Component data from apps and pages
>>>
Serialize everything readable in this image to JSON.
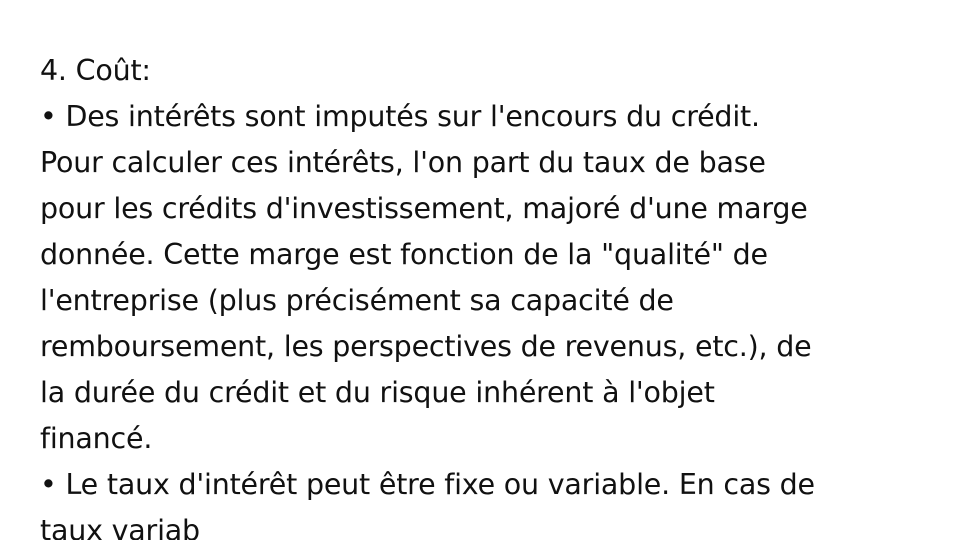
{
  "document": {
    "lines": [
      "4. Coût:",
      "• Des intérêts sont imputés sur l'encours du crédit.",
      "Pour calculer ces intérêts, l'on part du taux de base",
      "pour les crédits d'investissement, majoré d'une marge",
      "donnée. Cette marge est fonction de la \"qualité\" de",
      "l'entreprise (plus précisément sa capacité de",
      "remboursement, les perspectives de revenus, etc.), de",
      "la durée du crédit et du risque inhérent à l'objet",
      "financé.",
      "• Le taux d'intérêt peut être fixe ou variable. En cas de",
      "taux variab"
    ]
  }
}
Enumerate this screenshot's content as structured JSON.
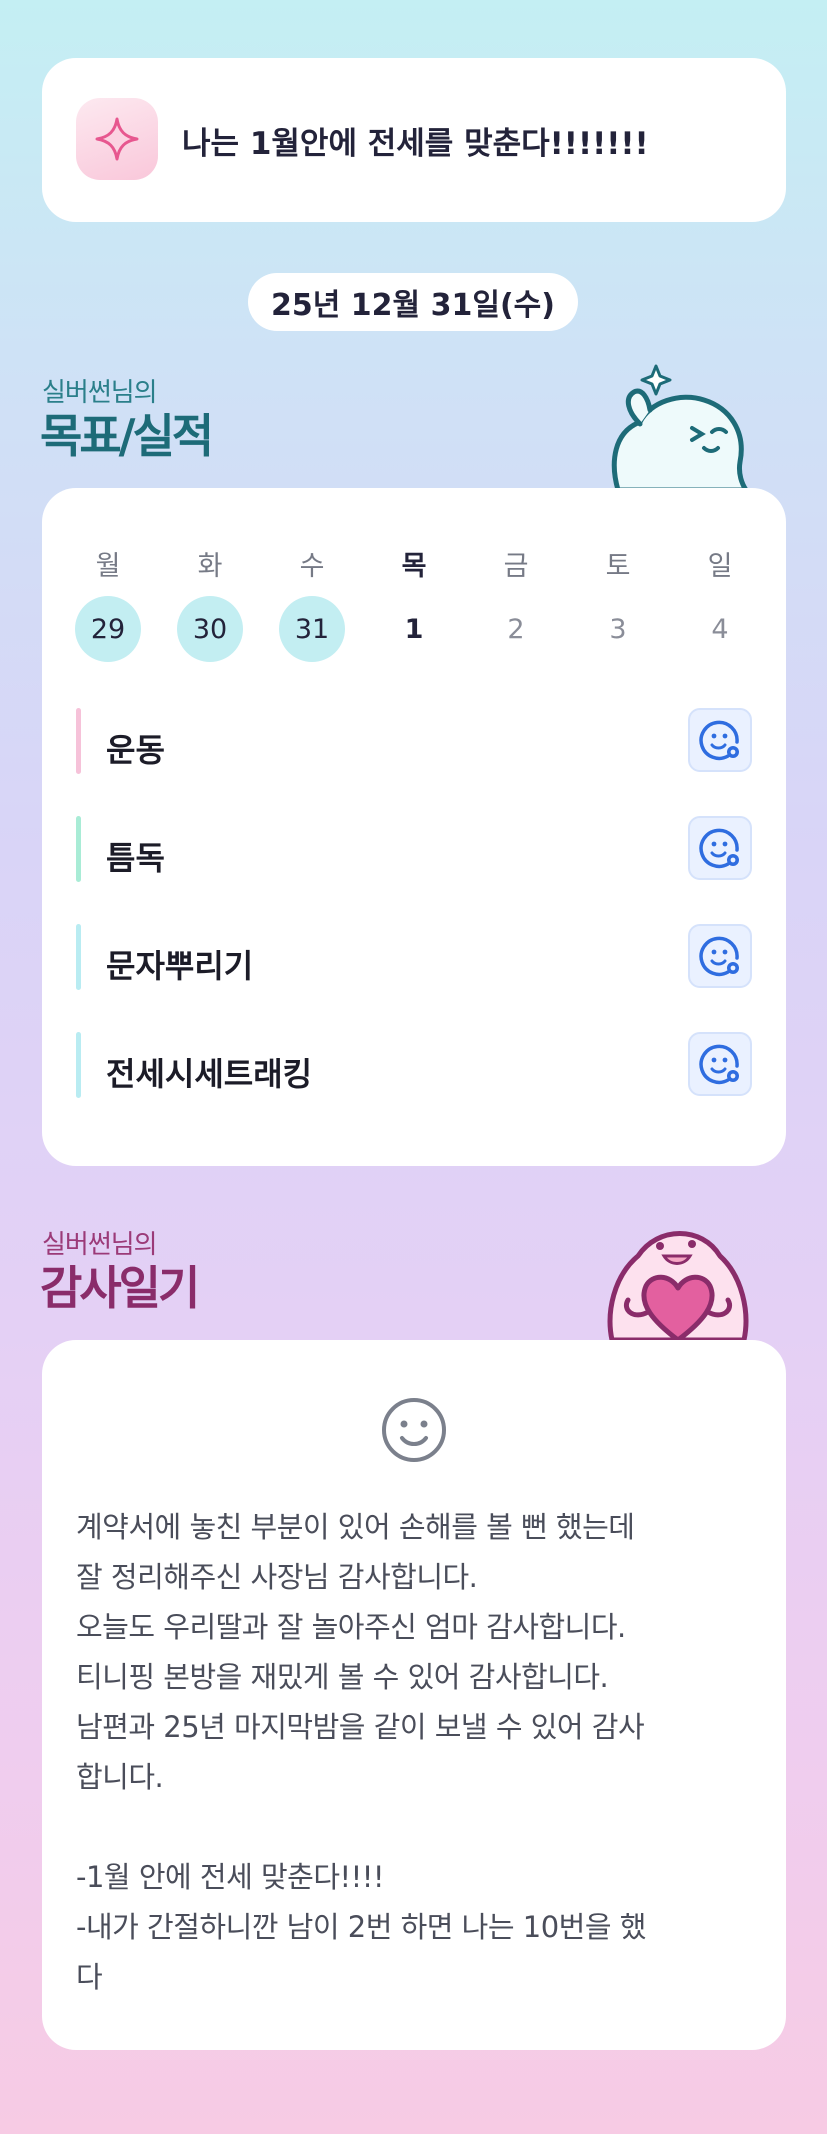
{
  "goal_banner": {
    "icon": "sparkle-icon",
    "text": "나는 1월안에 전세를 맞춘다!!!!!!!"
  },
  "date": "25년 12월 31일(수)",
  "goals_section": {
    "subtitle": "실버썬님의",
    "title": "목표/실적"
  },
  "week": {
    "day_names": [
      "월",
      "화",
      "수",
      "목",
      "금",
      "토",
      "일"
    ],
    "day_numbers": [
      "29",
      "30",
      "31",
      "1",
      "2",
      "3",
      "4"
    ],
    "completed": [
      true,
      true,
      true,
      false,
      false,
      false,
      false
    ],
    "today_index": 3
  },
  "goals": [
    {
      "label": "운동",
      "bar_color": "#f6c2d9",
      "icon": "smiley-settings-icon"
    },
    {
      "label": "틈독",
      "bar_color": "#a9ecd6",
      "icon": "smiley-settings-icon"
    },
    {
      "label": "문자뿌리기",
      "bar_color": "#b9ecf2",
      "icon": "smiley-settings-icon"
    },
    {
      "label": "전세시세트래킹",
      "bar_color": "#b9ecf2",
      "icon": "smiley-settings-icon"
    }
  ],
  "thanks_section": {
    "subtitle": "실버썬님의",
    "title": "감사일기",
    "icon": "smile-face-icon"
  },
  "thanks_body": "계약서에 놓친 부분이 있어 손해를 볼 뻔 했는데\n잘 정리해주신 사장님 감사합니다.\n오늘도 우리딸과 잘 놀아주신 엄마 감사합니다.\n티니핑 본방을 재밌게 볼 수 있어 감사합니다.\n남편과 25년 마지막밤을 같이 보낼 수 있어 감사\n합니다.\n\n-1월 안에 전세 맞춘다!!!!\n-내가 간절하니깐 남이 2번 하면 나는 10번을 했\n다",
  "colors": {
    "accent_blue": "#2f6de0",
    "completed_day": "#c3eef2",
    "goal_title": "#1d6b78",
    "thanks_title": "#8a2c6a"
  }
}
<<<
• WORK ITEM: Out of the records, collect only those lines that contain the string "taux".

• RESULT:
      "Pour calculer ces intérêts, l'on part du taux de base",
      "• Le taux d'intérêt peut être fixe ou variable. En cas de",
      "taux variab"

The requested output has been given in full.